March 17, 2011
Over the year, overall import prices advanced 6.9 percent in February 2011—the largest 12-month advance since an 8.5-percent increase between May 2009 and May 2010. Over the past 12 months, overall export prices increased 8.6 percent—the largest 12-month advance since a 10.2-percent increase between July 2007 and July 2008.
From February 2010 to February 2011, fuel import prices rose 18.6 percent, led by a 20.6-percent jump in petroleum prices. Despite rising 23.4 percent over the past 2 months, however, natural gas prices declined 10.9 percent between February 2010 and February 2011.
The price index for nonfuel imports increased 3.6 percent from February 2010 to February 2011—the largest 12-month advance since a 4.8-percent increase between October 2007 and October 2008. The current 12-month rise was mostly driven by a 12.9-percent advance in nonfuel industrial supplies and materials prices and a 15.8-percent increase in prices for foods, feeds, and beverages.
Over the year, agricultural export prices advanced 33.5 percent in February 2011—the largest increase since a 39.7 percent surge in prices from July 2007 to July 2008. Rising cotton prices, up 153.5 percent over the past year, had the largest contribution to the 12-month advance in agricultural prices.
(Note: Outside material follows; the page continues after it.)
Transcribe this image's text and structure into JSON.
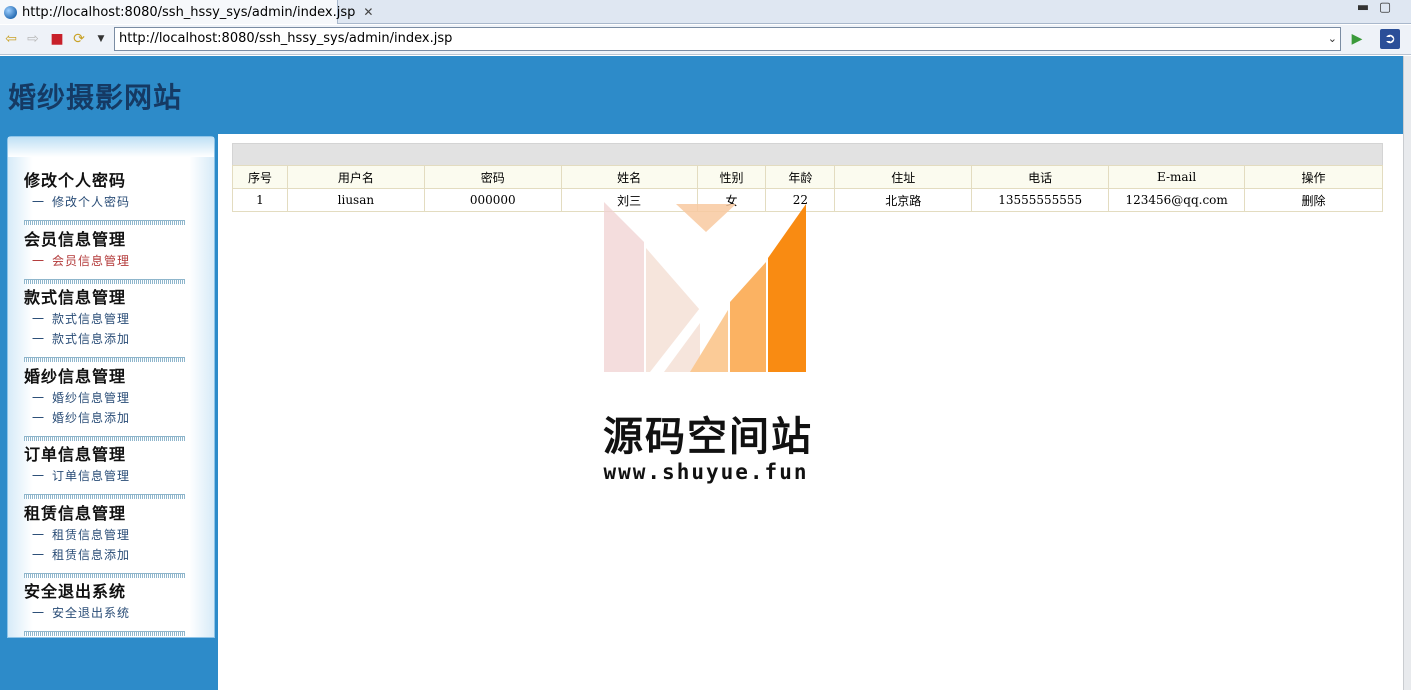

From February 2010 to February 2011, the price index for nonagricultural exports increased 6.2 percent.
These data are from the BLS International Price program. Import and export price data are subject to revision. For more information, see "U.S. Import and Export Price Indexes — February 2011" (HTML) (PDF), news release USDL-11-0348.
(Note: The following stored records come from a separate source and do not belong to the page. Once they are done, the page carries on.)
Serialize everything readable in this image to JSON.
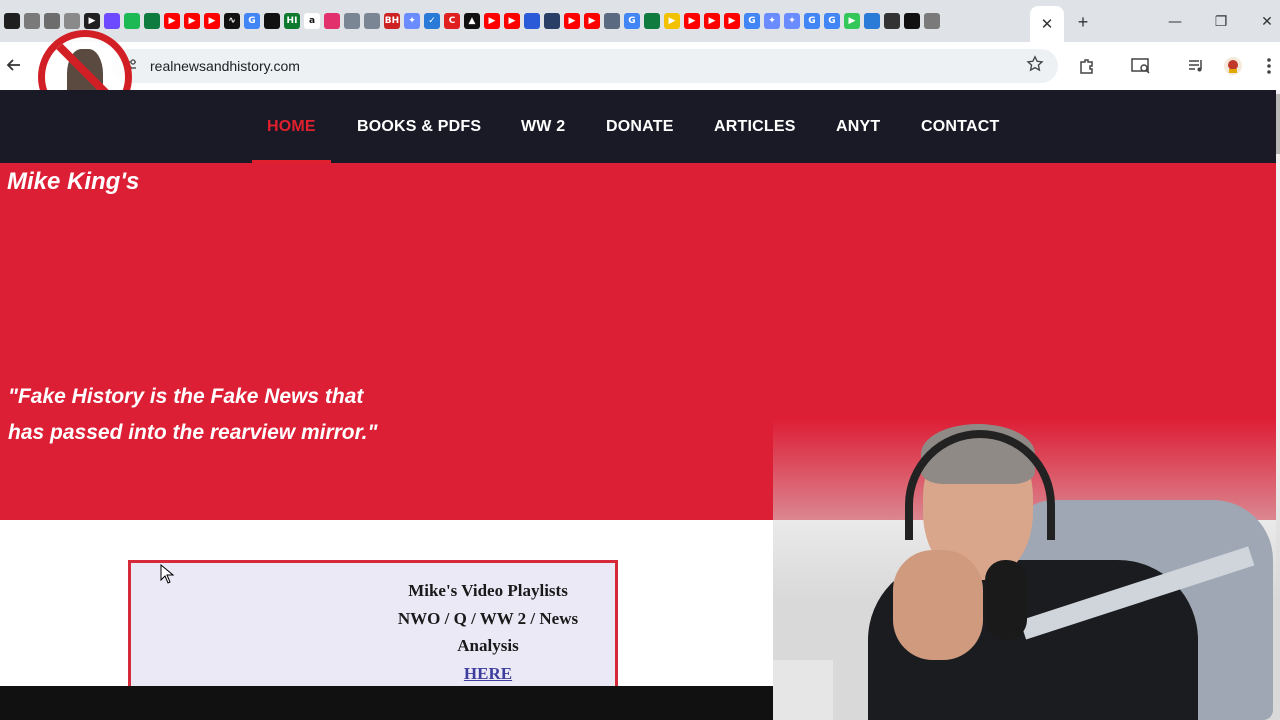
{
  "browser": {
    "active_tab_close": "✕",
    "new_tab": "+",
    "window_controls": {
      "minimize": "—",
      "maximize": "❐",
      "close": "✕"
    },
    "address_bar": {
      "url": "realnewsandhistory.com"
    },
    "icons": [
      "back-arrow-icon",
      "site-info-icon",
      "bookmark-star-icon",
      "extensions-icon",
      "tab-search-icon",
      "media-control-icon",
      "profile-avatar-icon",
      "more-menu-icon"
    ]
  },
  "tab_favicons": [
    {
      "name": "perplexity",
      "color": "#1f1f1f",
      "glyph": ""
    },
    {
      "name": "a",
      "color": "#7a7a7a",
      "glyph": ""
    },
    {
      "name": "g",
      "color": "#6d6d6d",
      "glyph": ""
    },
    {
      "name": "i",
      "color": "#8a8a8a",
      "glyph": ""
    },
    {
      "name": "play",
      "color": "#1f1f1f",
      "glyph": "▶"
    },
    {
      "name": "proton",
      "color": "#6d4aff",
      "glyph": ""
    },
    {
      "name": "spotify",
      "color": "#1db954",
      "glyph": ""
    },
    {
      "name": "chart",
      "color": "#0f7b3e",
      "glyph": ""
    },
    {
      "name": "youtube",
      "color": "#ff0000",
      "glyph": "▶"
    },
    {
      "name": "youtube",
      "color": "#ff0000",
      "glyph": "▶"
    },
    {
      "name": "youtube",
      "color": "#ff0000",
      "glyph": "▶"
    },
    {
      "name": "wave",
      "color": "#111111",
      "glyph": "∿"
    },
    {
      "name": "google",
      "color": "#4285f4",
      "glyph": "G"
    },
    {
      "name": "square",
      "color": "#111111",
      "glyph": ""
    },
    {
      "name": "hi",
      "color": "#0e7a2e",
      "glyph": "HI"
    },
    {
      "name": "amazon",
      "color": "#ffffff",
      "glyph": "a"
    },
    {
      "name": "instagram",
      "color": "#e1306c",
      "glyph": ""
    },
    {
      "name": "grid",
      "color": "#7a8694",
      "glyph": ""
    },
    {
      "name": "grid",
      "color": "#7a8694",
      "glyph": ""
    },
    {
      "name": "bh",
      "color": "#cc2222",
      "glyph": "BH"
    },
    {
      "name": "gemini",
      "color": "#6b8cff",
      "glyph": "✦"
    },
    {
      "name": "check",
      "color": "#2a7ad8",
      "glyph": "✓"
    },
    {
      "name": "c",
      "color": "#e02020",
      "glyph": "C"
    },
    {
      "name": "arrow",
      "color": "#111111",
      "glyph": "▲"
    },
    {
      "name": "youtube",
      "color": "#ff0000",
      "glyph": "▶"
    },
    {
      "name": "youtube",
      "color": "#ff0000",
      "glyph": "▶"
    },
    {
      "name": "globe",
      "color": "#2a5ad8",
      "glyph": ""
    },
    {
      "name": "cat",
      "color": "#2a3f66",
      "glyph": ""
    },
    {
      "name": "youtube",
      "color": "#ff0000",
      "glyph": "▶"
    },
    {
      "name": "youtube",
      "color": "#ff0000",
      "glyph": "▶"
    },
    {
      "name": "vpn",
      "color": "#5a6a80",
      "glyph": ""
    },
    {
      "name": "google",
      "color": "#4285f4",
      "glyph": "G"
    },
    {
      "name": "chart",
      "color": "#0f7b3e",
      "glyph": ""
    },
    {
      "name": "yellow",
      "color": "#f2c200",
      "glyph": "▶"
    },
    {
      "name": "youtube",
      "color": "#ff0000",
      "glyph": "▶"
    },
    {
      "name": "youtube",
      "color": "#ff0000",
      "glyph": "▶"
    },
    {
      "name": "youtube",
      "color": "#ff0000",
      "glyph": "▶"
    },
    {
      "name": "google",
      "color": "#4285f4",
      "glyph": "G"
    },
    {
      "name": "gemini",
      "color": "#6b8cff",
      "glyph": "✦"
    },
    {
      "name": "gemini",
      "color": "#6b8cff",
      "glyph": "✦"
    },
    {
      "name": "google",
      "color": "#4285f4",
      "glyph": "G"
    },
    {
      "name": "google",
      "color": "#4285f4",
      "glyph": "G"
    },
    {
      "name": "green",
      "color": "#34c759",
      "glyph": "▶"
    },
    {
      "name": "blue",
      "color": "#2a7ad8",
      "glyph": ""
    },
    {
      "name": "museum",
      "color": "#333333",
      "glyph": ""
    },
    {
      "name": "x",
      "color": "#111111",
      "glyph": ""
    },
    {
      "name": "globe",
      "color": "#7a7a7a",
      "glyph": ""
    }
  ],
  "site": {
    "nav": {
      "items": [
        "HOME",
        "BOOKS & PDFS",
        "WW 2",
        "DONATE",
        "ARTICLES",
        "ANYT",
        "CONTACT"
      ],
      "active_index": 0
    },
    "hero": {
      "title": "Mike King's",
      "quote_line1": "\"Fake History is the Fake News that",
      "quote_line2": "has passed into the rearview mirror.\""
    },
    "playlist": {
      "line1": "Mike's Video Playlists",
      "line2": "NWO / Q / WW 2 / News",
      "line3": "Analysis",
      "link": "HERE"
    }
  },
  "colors": {
    "nav_bg": "#191a26",
    "accent_red": "#dd1f36",
    "nav_active": "#e0202e",
    "playlist_bg": "#ece9f7",
    "link": "#3d3d9e"
  }
}
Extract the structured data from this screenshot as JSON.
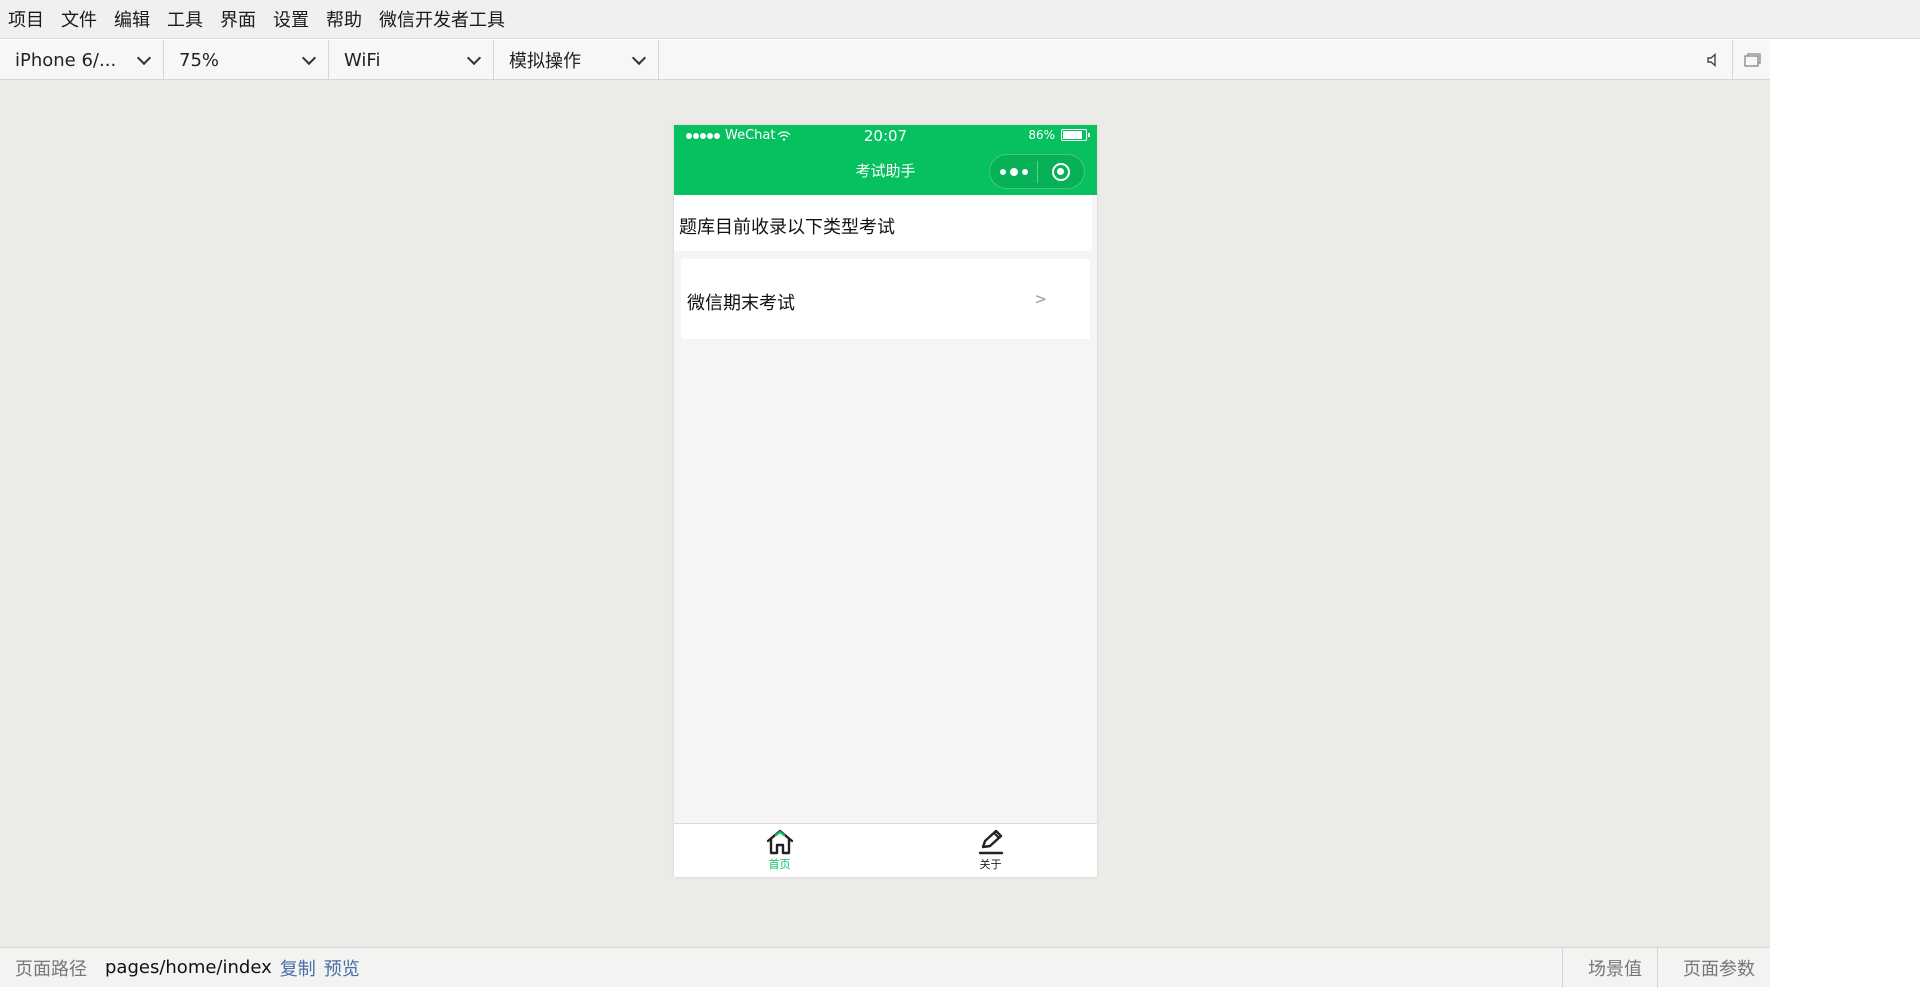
{
  "menubar": {
    "items": [
      "项目",
      "文件",
      "编辑",
      "工具",
      "界面",
      "设置",
      "帮助",
      "微信开发者工具"
    ]
  },
  "toolbar": {
    "device": "iPhone 6/...",
    "zoom": "75%",
    "network": "WiFi",
    "operation": "模拟操作"
  },
  "phone": {
    "status": {
      "carrier": "WeChat",
      "time": "20:07",
      "battery": "86%"
    },
    "nav_title": "考试助手",
    "content_header": "题库目前收录以下类型考试",
    "exam_items": [
      {
        "name": "微信期末考试",
        "arrow": ">"
      }
    ],
    "tabs": [
      {
        "label": "首页",
        "icon": "home-icon",
        "active": true
      },
      {
        "label": "关于",
        "icon": "edit-icon",
        "active": false
      }
    ],
    "colors": {
      "brand_green": "#07c160"
    }
  },
  "bottombar": {
    "path_label": "页面路径",
    "path": "pages/home/index",
    "copy": "复制",
    "preview": "预览",
    "scene": "场景值",
    "params": "页面参数"
  }
}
Bureau of Labor Statistics, U.S. Department of Labor, The Economics Daily, Import and export prices increase from February 2010 to February 2011 on the Internet at http://www.bls.gov/opub/ted/2011/ted_20110317.htm (visited June 29, 2016).
Recent editions of Spotlight on Statistics
Employment and Wages in Healthcare Occupations
Healthcare occupations are a significant percentage of U.S. employment. Some of the largest and highest paying occupations are in healthcare. This Spotlight examines employment and wages for healthcare occupations.
Fifty years of looking at changes in peoples lives
Longitudinal surveys help us understand long-term changes, such as how events that happened when a person was in high school affect labor market success as an adult.
- A look at pay at the top, the bottom, and in between
The Spotlight examines how earnings and wages have changed over time and how they differ within a geographic area, industry, or occupation.